What about the parents? Are they trying to cook up some attack against each other? They may be, but chances are that they, and their attorneys, and their therapists, are all just suffering from the same confirmation bias that all of us have to fight. This means that they (and we) are ready to hear and remember information that supports a way of thinking that we already have, and ready to ignore or forget anything that confuses us by contradicting or only partially supporting our existing assumptions. For each one, the co-parent is a person who is unreliable, or unsympathetic, or sneaky, or cruel in some way-- if it were not so, they would not have separated, and that is the opinion of both the “one who left” and the “one who was left”. That such a person might mistreat a child in some way seems fairly credible, and anything that supports the idea that mistreatment has actually happened fits beautifully into confirmation of this assumption. In addition, of course, each of the parents sees himself or herself as a protector of children, and to find that someone else treats the child badly and should be stopped is an event that confirms the bias about the self as well as about the other adult. These biases are so powerful that most parents do not investigate further or seek other information to help them decide whether a conclusion is correct—and this may be true of the attorneys and the therapists as well.
Garber recounts an anecdote that shows how confirmation bias can not only lead to the wrong conclusion, but can interfere with seeking stronger evidence about an issue. A four-year-old girl returned from a visit to her father and announced cheerfully to her mother, “Daddy showed me all about sex!”. The mother was flabbergasted, but not altogether surprised-- after all, we all know about pedophiles, don’t we? After a restraining order and much consulting and investigation, it turned out that the father had taken the girl to a museum with an entomology exhibit. He showed her all about, not sex, but insects. The child was obviously safe and happy, but the mother’s confirmation bias prevented her from asking a few questions about this “sex” business, which might have revealed that butterflies and moths were the real topic.
That child’s “chameleon” position came to be when the mother misunderstood or misinterpreted a statement that everyone would agree to be ambiguous at the very least.
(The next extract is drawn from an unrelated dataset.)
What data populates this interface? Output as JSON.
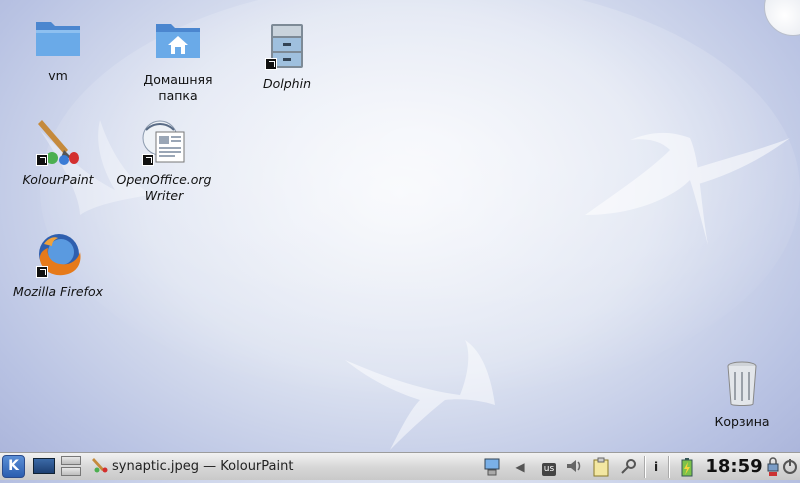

But a number of children provide fodder for their separated parents’ confirmation biases by adapting their behavior to what a parent seems to want to hear, praising the present parent and criticizing the absent one. Like real chameleons, the children make themselves safe and comfortable by doing what the social environment signals them to do, in ways that are no more antisocial than telling Aunt Lily you like your birthday present when you actually don’t. We want children to have these skills of social adaptation. We also want to know if anything bad does happen to them. For the best outcome, then, we need for co-parents, attorneys, and therapists to examine their own confirmation biases and seek all the factors that may determine a child’s attitudes and statements, rather than leaping to either the parental alienation or the child abuse conclusions.